Bosnia is a country that has long borne witness to such crime. The United Nations estimates that between 20,000 and 50,000 women were raped in the 1992-1995 war in Bosnia and Herzegovina. Fewer that 1,000 woman currently receive help from the government as victims of wartime rape. Many of the perpetrators of these crimes have never been prosecuted.
However, the cessation of hostilities did little to ease victims’ suffering. To this day, publicly identifying oneself as either a victim or survivor of sexual violence continues to carry such a high social stigma that admission to can cause family abandonment, isolation, and economic and social marginalization. As such, many women are too afraid to come forward and seek professional support, forcing them to endure alone the effects of the crimes perpetrated against them.
Working with the Post Conflict Research Center (PCRC) on stories and portraits of survivors of sexual violence from Bosnia and Herzegovina is one way to bring worldwide attention to the issues that Bosnian women have faced over the past two decades, and, for now at least, continue to face on a daily basis. Whilst in the long-term it is hoped that the project will begin to inspire other women to come forward, either by forming networks or sharing their stories, to coalesce around this issue and break the silence and stigma together – regardless of their ethnic background.

H.B.

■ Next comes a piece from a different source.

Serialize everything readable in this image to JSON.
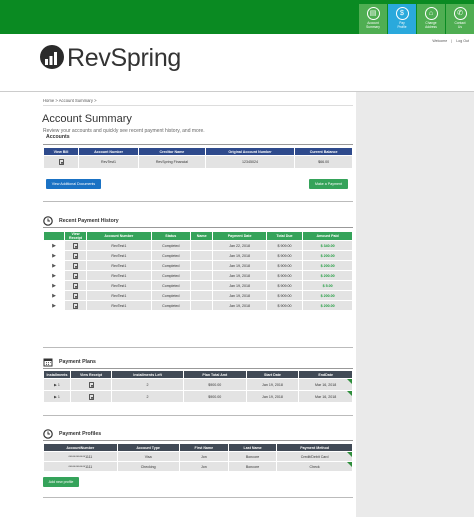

"10 soldiers came into my home who had previously burned down my grandparents’ house while they were inside with my 3-year-old sister. They ordered that I go with them, and they took me to my high school. I wasn’t even 18 years old, and I had never been intimate with a man until that time. That night, they took me into the basement of the school and threw me to the floor. I couldn’t see their faces. I prayed and begged for them to stop, but nothing helped. I lost consciousness. I woke up in a classroom and felt nothing but emptiness inside. I was held in that school for a month and a half. I thought I would never be free again. They continued to come and take advantage of me during the night. When I was released and reunited with my family, I was told that they had also killed my father and brother.”
 

O.D.

“I am a doctor by profession and my mission has always been to help other people. I never believed that people could do something like this to each other. I was in shock that the war started: I didn’t believe that history would repeat itself. The worst thing imaginable happened. In May 1992, soldiers came and took me from my job to the camp where I had to survive 105 days of terror and torture. During each brutal rape, my soul left my body. I went somewhere else. I thought, ‘You can do whatever you want with my body, but you can never have my soul.’ To this day, those who committed such evil against me are walking free and I cannot return to my home.”

V.S.

“At that time, I was 35 years old. I lived a beautiful life with my husband and two children. My husband and I had an enormous amount of love and respect for one another. We especially liked to travel together. It was a wonderful life, until the war started. ’92 caught me by surprise. It was such an evil time. People turned into wild animals. One night, armed men in military uniforms and masks broke into our apartment. They took my husband. My children were crying and I was praying that they wouldn’t harm us; that they wouldn’t touch me. Unfortunately, it didn’t happen that way. It was a difficult time because these were people I knew: my “so-called” neighbors. They would come at night, pounding on doors, entering and leaving as they pleased. My best years were turned into a living hell.”